▸ **Problem statement**
Reproduce the records below exactly as shown.

[App and web page records]
--

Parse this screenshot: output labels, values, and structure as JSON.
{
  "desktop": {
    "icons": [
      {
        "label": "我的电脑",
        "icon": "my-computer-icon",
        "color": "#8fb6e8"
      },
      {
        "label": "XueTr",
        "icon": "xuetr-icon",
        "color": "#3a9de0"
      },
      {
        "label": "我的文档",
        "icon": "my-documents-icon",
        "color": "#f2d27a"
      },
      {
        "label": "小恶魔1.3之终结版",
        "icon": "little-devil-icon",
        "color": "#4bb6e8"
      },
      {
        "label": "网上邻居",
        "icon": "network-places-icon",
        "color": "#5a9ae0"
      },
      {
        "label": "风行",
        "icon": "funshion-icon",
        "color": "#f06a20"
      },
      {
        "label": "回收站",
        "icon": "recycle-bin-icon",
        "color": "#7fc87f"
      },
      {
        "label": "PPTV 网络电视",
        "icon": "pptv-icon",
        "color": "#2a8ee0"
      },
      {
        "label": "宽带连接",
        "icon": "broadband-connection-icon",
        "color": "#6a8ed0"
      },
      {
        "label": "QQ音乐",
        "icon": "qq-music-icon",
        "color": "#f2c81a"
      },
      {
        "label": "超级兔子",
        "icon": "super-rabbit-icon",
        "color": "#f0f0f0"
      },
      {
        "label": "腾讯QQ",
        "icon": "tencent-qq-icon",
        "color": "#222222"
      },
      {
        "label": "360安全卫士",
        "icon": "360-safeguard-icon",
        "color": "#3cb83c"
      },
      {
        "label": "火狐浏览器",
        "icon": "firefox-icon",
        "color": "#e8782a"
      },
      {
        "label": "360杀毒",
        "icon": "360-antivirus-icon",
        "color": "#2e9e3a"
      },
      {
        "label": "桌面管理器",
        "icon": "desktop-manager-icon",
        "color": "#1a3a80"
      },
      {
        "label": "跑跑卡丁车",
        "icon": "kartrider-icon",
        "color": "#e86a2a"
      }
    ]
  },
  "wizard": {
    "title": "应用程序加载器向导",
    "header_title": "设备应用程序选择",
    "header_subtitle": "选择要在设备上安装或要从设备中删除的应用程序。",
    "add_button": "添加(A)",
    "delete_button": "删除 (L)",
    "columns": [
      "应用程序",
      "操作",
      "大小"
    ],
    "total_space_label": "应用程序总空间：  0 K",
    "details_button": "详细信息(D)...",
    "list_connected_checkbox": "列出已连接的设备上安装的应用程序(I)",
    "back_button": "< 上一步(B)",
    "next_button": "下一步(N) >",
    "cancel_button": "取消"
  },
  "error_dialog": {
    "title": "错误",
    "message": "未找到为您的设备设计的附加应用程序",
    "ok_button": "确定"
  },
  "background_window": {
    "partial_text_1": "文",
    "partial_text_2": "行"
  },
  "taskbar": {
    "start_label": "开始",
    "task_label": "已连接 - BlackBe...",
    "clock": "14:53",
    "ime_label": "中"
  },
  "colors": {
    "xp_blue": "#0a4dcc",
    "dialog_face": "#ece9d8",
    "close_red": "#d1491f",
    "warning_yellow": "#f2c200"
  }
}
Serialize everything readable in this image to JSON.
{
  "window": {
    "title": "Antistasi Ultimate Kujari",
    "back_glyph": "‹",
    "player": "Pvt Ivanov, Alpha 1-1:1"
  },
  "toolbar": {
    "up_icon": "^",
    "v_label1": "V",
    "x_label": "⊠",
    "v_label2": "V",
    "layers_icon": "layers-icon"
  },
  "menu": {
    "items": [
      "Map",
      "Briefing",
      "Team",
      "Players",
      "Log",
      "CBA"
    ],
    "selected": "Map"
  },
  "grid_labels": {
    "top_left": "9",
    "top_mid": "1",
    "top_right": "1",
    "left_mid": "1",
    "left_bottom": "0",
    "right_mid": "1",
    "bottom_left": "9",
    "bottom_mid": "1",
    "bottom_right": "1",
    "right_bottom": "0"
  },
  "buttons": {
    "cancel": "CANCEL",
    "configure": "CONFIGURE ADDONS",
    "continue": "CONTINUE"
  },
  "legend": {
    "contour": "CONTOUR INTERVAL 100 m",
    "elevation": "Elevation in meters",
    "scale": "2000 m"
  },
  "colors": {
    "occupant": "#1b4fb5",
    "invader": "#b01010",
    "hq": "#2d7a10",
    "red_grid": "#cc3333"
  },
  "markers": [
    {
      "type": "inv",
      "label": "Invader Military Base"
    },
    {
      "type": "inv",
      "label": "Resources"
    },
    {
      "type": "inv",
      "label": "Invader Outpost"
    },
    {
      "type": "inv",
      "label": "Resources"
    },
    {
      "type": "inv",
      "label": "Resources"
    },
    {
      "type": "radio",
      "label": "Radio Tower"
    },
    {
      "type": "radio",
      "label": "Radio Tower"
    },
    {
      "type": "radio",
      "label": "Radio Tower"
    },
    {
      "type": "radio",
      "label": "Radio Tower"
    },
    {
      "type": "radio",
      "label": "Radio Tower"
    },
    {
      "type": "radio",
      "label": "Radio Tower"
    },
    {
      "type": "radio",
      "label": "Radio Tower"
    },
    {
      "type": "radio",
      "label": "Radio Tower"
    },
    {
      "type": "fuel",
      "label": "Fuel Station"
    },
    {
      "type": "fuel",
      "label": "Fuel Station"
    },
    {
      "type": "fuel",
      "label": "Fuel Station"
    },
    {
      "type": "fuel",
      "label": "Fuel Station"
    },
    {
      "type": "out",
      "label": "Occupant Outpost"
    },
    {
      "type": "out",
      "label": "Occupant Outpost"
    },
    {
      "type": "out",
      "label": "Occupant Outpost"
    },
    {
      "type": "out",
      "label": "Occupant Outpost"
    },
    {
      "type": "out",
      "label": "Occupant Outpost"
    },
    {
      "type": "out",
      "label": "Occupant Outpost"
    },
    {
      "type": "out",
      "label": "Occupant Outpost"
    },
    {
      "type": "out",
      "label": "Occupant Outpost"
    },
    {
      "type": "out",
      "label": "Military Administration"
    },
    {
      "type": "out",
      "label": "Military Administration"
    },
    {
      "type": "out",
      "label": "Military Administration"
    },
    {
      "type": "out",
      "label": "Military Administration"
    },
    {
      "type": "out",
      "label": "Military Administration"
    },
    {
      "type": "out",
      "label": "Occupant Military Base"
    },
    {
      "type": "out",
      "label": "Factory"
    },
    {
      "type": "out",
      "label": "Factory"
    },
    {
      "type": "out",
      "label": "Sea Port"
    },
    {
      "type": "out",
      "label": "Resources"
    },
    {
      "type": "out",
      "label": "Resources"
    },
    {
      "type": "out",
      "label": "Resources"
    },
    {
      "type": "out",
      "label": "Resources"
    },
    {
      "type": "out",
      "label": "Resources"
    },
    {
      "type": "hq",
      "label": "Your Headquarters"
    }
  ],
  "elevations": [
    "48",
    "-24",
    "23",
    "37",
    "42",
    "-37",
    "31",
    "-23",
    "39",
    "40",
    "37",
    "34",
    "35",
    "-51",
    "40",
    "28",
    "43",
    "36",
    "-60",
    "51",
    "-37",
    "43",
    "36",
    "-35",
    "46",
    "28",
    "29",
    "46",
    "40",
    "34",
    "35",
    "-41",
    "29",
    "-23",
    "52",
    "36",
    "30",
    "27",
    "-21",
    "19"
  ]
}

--

▸ **Output of the task**
Parse this screenshot: output labels, values, and structure as JSON.
{
  "desktop": {
    "icons": [
      {
        "label": "我的电脑",
        "icon": "my-computer-icon",
        "color": "#8fb6e8"
      },
      {
        "label": "XueTr",
        "icon": "xuetr-icon",
        "color": "#3a9de0"
      },
      {
        "label": "我的文档",
        "icon": "my-documents-icon",
        "color": "#f2d27a"
      },
      {
        "label": "小恶魔1.3之终结版",
        "icon": "little-devil-icon",
        "color": "#4bb6e8"
      },
      {
        "label": "网上邻居",
        "icon": "network-places-icon",
        "color": "#5a9ae0"
      },
      {
        "label": "风行",
        "icon": "funshion-icon",
        "color": "#f06a20"
      },
      {
        "label": "回收站",
        "icon": "recycle-bin-icon",
        "color": "#7fc87f"
      },
      {
        "label": "PPTV 网络电视",
        "icon": "pptv-icon",
        "color": "#2a8ee0"
      },
      {
        "label": "宽带连接",
        "icon": "broadband-connection-icon",
        "color": "#6a8ed0"
      },
      {
        "label": "QQ音乐",
        "icon": "qq-music-icon",
        "color": "#f2c81a"
      },
      {
        "label": "超级兔子",
        "icon": "super-rabbit-icon",
        "color": "#f0f0f0"
      },
      {
        "label": "腾讯QQ",
        "icon": "tencent-qq-icon",
        "color": "#222222"
      },
      {
        "label": "360安全卫士",
        "icon": "360-safeguard-icon",
        "color": "#3cb83c"
      },
      {
        "label": "火狐浏览器",
        "icon": "firefox-icon",
        "color": "#e8782a"
      },
      {
        "label": "360杀毒",
        "icon": "360-antivirus-icon",
        "color": "#2e9e3a"
      },
      {
        "label": "桌面管理器",
        "icon": "desktop-manager-icon",
        "color": "#1a3a80"
      },
      {
        "label": "跑跑卡丁车",
        "icon": "kartrider-icon",
        "color": "#e86a2a"
      }
    ]
  },
  "wizard": {
    "title": "应用程序加载器向导",
    "header_title": "设备应用程序选择",
    "header_subtitle": "选择要在设备上安装或要从设备中删除的应用程序。",
    "add_button": "添加(A)",
    "delete_button": "删除 (L)",
    "columns": [
      "应用程序",
      "操作",
      "大小"
    ],
    "total_space_label": "应用程序总空间：  0 K",
    "details_button": "详细信息(D)...",
    "list_connected_checkbox": "列出已连接的设备上安装的应用程序(I)",
    "back_button": "< 上一步(B)",
    "next_button": "下一步(N) >",
    "cancel_button": "取消"
  },
  "error_dialog": {
    "title": "错误",
    "message": "未找到为您的设备设计的附加应用程序",
    "ok_button": "确定"
  },
  "background_window": {
    "partial_text_1": "文",
    "partial_text_2": "行"
  },
  "taskbar": {
    "start_label": "开始",
    "task_label": "已连接 - BlackBe...",
    "clock": "14:53",
    "ime_label": "中"
  },
  "colors": {
    "xp_blue": "#0a4dcc",
    "dialog_face": "#ece9d8",
    "close_red": "#d1491f",
    "warning_yellow": "#f2c200"
  }
}
Serialize everything readable in this image to JSON.
{
  "window": {
    "title": "Antistasi Ultimate Kujari",
    "back_glyph": "‹",
    "player": "Pvt Ivanov, Alpha 1-1:1"
  },
  "toolbar": {
    "up_icon": "^",
    "v_label1": "V",
    "x_label": "⊠",
    "v_label2": "V",
    "layers_icon": "layers-icon"
  },
  "menu": {
    "items": [
      "Map",
      "Briefing",
      "Team",
      "Players",
      "Log",
      "CBA"
    ],
    "selected": "Map"
  },
  "grid_labels": {
    "top_left": "9",
    "top_mid": "1",
    "top_right": "1",
    "left_mid": "1",
    "left_bottom": "0",
    "right_mid": "1",
    "bottom_left": "9",
    "bottom_mid": "1",
    "bottom_right": "1",
    "right_bottom": "0"
  },
  "buttons": {
    "cancel": "CANCEL",
    "configure": "CONFIGURE ADDONS",
    "continue": "CONTINUE"
  },
  "legend": {
    "contour": "CONTOUR INTERVAL 100 m",
    "elevation": "Elevation in meters",
    "scale": "2000 m"
  },
  "colors": {
    "occupant": "#1b4fb5",
    "invader": "#b01010",
    "hq": "#2d7a10",
    "red_grid": "#cc3333"
  },
  "markers": [
    {
      "type": "inv",
      "label": "Invader Military Base"
    },
    {
      "type": "inv",
      "label": "Resources"
    },
    {
      "type": "inv",
      "label": "Invader Outpost"
    },
    {
      "type": "inv",
      "label": "Resources"
    },
    {
      "type": "inv",
      "label": "Resources"
    },
    {
      "type": "radio",
      "label": "Radio Tower"
    },
    {
      "type": "radio",
      "label": "Radio Tower"
    },
    {
      "type": "radio",
      "label": "Radio Tower"
    },
    {
      "type": "radio",
      "label": "Radio Tower"
    },
    {
      "type": "radio",
      "label": "Radio Tower"
    },
    {
      "type": "radio",
      "label": "Radio Tower"
    },
    {
      "type": "radio",
      "label": "Radio Tower"
    },
    {
      "type": "radio",
      "label": "Radio Tower"
    },
    {
      "type": "fuel",
      "label": "Fuel Station"
    },
    {
      "type": "fuel",
      "label": "Fuel Station"
    },
    {
      "type": "fuel",
      "label": "Fuel Station"
    },
    {
      "type": "fuel",
      "label": "Fuel Station"
    },
    {
      "type": "out",
      "label": "Occupant Outpost"
    },
    {
      "type": "out",
      "label": "Occupant Outpost"
    },
    {
      "type": "out",
      "label": "Occupant Outpost"
    },
    {
      "type": "out",
      "label": "Occupant Outpost"
    },
    {
      "type": "out",
      "label": "Occupant Outpost"
    },
    {
      "type": "out",
      "label": "Occupant Outpost"
    },
    {
      "type": "out",
      "label": "Occupant Outpost"
    },
    {
      "type": "out",
      "label": "Occupant Outpost"
    },
    {
      "type": "out",
      "label": "Military Administration"
    },
    {
      "type": "out",
      "label": "Military Administration"
    },
    {
      "type": "out",
      "label": "Military Administration"
    },
    {
      "type": "out",
      "label": "Military Administration"
    },
    {
      "type": "out",
      "label": "Military Administration"
    },
    {
      "type": "out",
      "label": "Occupant Military Base"
    },
    {
      "type": "out",
      "label": "Factory"
    },
    {
      "type": "out",
      "label": "Factory"
    },
    {
      "type": "out",
      "label": "Sea Port"
    },
    {
      "type": "out",
      "label": "Resources"
    },
    {
      "type": "out",
      "label": "Resources"
    },
    {
      "type": "out",
      "label": "Resources"
    },
    {
      "type": "out",
      "label": "Resources"
    },
    {
      "type": "out",
      "label": "Resources"
    },
    {
      "type": "hq",
      "label": "Your Headquarters"
    }
  ],
  "elevations": [
    "48",
    "-24",
    "23",
    "37",
    "42",
    "-37",
    "31",
    "-23",
    "39",
    "40",
    "37",
    "34",
    "35",
    "-51",
    "40",
    "28",
    "43",
    "36",
    "-60",
    "51",
    "-37",
    "43",
    "36",
    "-35",
    "46",
    "28",
    "29",
    "46",
    "40",
    "34",
    "35",
    "-41",
    "29",
    "-23",
    "52",
    "36",
    "30",
    "27",
    "-21",
    "19"
  ]
}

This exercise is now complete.